None of this is surprising.  Jeremiah was calling people to a radical transformation, condemning false worship and social injustice.  And he denounced the people for depending on the Temple for security instead of turning to God with their hearts (which, you might imagine, didn’t make him very popular with the religious authorities).

 Yet in the face of people either ignoring or persecuting him, Jeremiah spent forty years delivering God’s message to the people.  Notwithstanding those who tried to plot against him, Jeremiah had confidence that God is with him and that, ultimately, his persecutors would not triumph, a confidence he proclaimed in today’s reading.

 The question I posed is: Do we have the same confidence Jeremiah did?  The confidence that gives us strength and courage even when things are looking bleak? 

 The answer to that question matters because we are all called, albeit in different ways, to be prophets.

 In one of his homilies, the prophet Oscar Romero, Archbishop of El Salvador who was assassinated in 1980, said this:

Those who laugh at me, as if I were crazy to think that I am a prophet, ought to reflect on this.  I have never considered myself a prophet in the sense of being unique among the people, because I know that you and I, the people of God, are a prophetic people.  And my role in this is only to stimulate a prophetic sense in the people.  This is something I can’t give them, rather it is the Spirit that has given it to them.  And each one of you can truly say, “The Spirit came upon me when I was baptized.”

In a similar vein, John Neafsey in a wonderful book titled A Sacred Voice is Calling, while recognizing that some people have particularly strong prophetic imaginations, writes that each of us is called to cultivate our capacity for prophetic imagination, “to find our own way of making the Dream of God a reality.”  Neafsy speaks of a prophetic imagination as an imagination that enables us “to look beyond the world as it is to the world as is could be or should be. 

Prophetic imagination involves more than just criticism and tearing down, that is, more than just protesting.

Protesters do a good job of standing on the sidelines pointing out the problems, of telling us what is wrong.  But they tend not to offer alternatives.

Pointing out what is wrong is not all that hard.  I was a debater in high school and it didn’t take me long to realize that debating the negative side of any proposition was always easier than debating the affirmative side.  It is always easier to tear down than to build up.

I’m not saying protest is not useful.  It is.  We do need people who point to what is wrong. But protest is not enough.

What the world needs – desperately – is people who can point the way to a new reality, to point us toward another future.  People who don’t just yell at the old world, but lead us into a new one.

Our call as Christians is to be prophets, not merely protesters.  Our call is not just to stand out in the square railing against the world as it exists (and there are certainly plenty of issues we could be railing about), but to transform the world into the kingdom of God.  

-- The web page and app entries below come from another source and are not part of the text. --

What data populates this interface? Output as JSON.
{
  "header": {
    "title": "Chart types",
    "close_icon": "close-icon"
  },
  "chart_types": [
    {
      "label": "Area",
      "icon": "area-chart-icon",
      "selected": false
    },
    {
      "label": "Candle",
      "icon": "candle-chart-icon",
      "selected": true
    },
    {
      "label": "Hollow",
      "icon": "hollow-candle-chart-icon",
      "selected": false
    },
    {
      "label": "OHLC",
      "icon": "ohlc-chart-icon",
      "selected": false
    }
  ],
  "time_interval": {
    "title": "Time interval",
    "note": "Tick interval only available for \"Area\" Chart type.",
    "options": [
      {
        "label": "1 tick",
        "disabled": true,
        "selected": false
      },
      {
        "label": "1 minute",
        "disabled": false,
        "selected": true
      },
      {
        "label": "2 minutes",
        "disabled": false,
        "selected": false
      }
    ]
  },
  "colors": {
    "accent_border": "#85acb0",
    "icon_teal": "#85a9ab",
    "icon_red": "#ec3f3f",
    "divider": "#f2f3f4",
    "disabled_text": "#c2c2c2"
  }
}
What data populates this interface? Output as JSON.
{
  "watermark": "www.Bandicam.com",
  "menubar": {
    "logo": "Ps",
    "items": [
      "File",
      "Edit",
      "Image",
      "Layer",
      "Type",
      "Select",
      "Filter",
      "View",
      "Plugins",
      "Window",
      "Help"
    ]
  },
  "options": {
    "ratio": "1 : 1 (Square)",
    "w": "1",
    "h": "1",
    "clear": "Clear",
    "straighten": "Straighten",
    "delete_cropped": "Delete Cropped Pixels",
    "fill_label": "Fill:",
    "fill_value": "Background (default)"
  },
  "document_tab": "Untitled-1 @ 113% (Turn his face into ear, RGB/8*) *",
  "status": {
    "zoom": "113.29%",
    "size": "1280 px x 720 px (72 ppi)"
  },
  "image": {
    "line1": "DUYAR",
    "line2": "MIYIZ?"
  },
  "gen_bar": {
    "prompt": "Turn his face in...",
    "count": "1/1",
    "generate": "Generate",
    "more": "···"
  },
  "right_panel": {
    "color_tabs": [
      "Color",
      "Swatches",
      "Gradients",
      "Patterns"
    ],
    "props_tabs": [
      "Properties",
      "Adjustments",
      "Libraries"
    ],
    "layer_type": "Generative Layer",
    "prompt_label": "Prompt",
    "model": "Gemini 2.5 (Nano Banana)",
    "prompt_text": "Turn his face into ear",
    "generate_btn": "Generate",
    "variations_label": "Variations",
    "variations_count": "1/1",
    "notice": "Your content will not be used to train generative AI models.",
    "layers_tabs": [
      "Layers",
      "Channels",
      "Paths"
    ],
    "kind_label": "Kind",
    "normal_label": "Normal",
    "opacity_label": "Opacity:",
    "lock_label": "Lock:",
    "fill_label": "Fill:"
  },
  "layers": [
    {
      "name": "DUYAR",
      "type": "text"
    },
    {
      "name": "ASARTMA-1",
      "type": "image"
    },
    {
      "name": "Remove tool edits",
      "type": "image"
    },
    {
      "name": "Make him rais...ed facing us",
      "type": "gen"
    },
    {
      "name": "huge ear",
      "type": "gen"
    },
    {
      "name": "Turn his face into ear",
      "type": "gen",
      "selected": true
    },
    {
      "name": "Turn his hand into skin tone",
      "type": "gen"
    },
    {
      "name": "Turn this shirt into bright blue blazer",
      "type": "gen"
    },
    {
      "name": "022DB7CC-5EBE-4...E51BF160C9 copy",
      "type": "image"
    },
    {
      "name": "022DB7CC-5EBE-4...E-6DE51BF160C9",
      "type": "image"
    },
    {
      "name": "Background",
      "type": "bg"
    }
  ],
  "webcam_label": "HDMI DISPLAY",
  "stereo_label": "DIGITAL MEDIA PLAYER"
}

A good question to reflect on is: am I a prophet or a protester?  I’m guessing that we are all, at least sometimes, protesters.  So the next step in our reflection might be: Where, when I’ve been a protester, could I have taken the next step and been a prophet?  How do I move from the easier task to the harder one? 

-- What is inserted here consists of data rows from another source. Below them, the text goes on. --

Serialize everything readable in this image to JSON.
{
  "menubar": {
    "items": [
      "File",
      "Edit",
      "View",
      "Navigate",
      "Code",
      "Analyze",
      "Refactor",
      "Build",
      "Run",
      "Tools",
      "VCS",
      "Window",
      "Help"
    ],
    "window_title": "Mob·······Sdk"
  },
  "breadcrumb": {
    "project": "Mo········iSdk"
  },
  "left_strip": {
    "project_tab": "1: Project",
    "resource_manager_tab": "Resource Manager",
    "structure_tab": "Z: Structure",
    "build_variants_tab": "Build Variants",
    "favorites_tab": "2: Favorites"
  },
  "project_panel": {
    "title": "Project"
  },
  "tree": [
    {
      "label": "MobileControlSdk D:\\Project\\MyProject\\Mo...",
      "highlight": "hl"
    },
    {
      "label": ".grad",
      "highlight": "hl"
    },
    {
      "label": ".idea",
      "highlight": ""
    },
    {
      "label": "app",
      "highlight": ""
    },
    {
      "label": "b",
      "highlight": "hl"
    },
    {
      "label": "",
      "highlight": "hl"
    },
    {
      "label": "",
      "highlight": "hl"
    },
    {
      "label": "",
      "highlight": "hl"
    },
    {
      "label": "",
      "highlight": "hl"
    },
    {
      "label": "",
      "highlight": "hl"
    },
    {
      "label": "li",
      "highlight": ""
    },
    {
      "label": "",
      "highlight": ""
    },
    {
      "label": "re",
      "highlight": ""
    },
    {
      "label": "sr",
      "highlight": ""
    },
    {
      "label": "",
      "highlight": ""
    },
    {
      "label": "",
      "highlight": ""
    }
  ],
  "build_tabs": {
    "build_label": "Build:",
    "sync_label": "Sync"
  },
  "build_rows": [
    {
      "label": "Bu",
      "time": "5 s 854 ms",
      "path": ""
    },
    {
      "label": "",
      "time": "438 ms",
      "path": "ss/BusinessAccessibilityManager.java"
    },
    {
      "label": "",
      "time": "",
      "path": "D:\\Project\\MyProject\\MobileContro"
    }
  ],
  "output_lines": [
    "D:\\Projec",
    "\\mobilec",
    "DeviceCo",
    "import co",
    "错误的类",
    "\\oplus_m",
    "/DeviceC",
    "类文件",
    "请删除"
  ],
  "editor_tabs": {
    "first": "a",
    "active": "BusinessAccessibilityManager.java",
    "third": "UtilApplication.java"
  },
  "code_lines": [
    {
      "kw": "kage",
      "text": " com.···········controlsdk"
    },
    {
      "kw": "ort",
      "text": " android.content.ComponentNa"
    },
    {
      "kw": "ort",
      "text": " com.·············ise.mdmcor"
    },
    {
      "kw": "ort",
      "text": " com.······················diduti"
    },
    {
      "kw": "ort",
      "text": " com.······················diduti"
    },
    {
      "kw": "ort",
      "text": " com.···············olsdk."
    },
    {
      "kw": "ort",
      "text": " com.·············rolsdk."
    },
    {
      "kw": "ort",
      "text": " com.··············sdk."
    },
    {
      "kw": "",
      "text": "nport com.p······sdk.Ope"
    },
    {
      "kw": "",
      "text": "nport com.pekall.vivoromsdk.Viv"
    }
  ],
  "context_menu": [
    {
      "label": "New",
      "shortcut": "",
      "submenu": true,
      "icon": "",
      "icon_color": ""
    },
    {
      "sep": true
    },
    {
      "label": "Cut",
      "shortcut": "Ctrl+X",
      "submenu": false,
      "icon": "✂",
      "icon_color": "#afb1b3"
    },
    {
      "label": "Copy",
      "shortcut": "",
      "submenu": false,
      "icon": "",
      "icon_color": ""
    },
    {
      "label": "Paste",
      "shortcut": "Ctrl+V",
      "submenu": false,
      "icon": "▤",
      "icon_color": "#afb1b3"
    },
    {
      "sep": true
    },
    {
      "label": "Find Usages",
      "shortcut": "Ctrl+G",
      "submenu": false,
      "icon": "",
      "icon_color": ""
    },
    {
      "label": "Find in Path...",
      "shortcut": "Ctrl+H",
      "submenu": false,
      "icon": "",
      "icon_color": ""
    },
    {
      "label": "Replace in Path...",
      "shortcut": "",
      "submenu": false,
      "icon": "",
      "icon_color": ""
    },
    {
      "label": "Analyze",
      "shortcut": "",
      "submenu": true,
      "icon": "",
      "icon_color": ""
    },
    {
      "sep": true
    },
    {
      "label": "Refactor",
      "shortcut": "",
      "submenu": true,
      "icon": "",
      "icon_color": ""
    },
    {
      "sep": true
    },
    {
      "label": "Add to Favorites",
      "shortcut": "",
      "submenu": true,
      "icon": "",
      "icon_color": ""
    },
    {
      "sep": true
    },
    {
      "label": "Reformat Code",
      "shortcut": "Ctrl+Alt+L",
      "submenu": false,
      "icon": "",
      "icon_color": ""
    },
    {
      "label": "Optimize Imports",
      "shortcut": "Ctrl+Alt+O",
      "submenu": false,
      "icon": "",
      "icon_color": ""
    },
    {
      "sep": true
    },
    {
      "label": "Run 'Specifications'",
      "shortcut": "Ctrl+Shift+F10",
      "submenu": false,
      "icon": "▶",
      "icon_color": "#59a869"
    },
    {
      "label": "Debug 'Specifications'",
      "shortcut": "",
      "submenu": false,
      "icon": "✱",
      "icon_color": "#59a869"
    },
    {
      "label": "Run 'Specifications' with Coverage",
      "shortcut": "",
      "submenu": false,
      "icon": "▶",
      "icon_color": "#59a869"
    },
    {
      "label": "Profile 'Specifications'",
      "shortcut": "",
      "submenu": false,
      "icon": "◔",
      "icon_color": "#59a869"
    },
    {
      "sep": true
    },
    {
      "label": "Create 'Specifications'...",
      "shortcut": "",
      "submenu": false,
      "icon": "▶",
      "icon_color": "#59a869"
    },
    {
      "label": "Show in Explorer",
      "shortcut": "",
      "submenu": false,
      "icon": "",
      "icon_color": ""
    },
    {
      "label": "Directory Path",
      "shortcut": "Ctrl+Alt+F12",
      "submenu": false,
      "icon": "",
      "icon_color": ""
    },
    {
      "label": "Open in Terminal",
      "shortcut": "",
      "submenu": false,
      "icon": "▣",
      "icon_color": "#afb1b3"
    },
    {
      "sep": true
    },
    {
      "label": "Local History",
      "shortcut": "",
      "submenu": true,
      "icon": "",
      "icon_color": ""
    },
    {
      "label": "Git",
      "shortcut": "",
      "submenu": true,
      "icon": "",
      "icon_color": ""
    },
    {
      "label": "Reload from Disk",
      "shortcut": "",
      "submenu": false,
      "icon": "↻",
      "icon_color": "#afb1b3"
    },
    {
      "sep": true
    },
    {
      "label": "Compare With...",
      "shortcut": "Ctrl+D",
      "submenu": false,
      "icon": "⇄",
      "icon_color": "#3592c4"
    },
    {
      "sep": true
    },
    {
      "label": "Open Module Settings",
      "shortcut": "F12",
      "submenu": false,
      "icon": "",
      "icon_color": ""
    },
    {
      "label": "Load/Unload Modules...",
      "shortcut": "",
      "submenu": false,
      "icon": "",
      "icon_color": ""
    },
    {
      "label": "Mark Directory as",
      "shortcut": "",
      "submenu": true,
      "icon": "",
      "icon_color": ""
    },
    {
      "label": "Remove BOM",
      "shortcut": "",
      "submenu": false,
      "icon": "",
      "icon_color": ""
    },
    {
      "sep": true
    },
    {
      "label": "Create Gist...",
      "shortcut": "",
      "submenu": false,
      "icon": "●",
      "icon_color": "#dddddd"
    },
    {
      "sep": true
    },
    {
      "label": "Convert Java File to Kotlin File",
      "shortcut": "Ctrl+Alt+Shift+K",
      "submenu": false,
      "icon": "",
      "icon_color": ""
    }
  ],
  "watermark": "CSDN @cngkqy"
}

At the Ocean with God

I am at the Eastern Point Jesuit Retreat House in Gloucester MA, part of a team directing an 8-day silent retreat. Almost the first thing I did when I arrived Friday was go out the back door of the retreat house and walk along the ocean rocks.

God is everywhere, that I know. But there is something about the ocean, with the waves crashing on the rocks that reveals for me God’s awesome presence. That makes me smile and sing out “How Great is our God!”

And, I admit, I just love climbing along the ocean rocks.

Blessings on your day.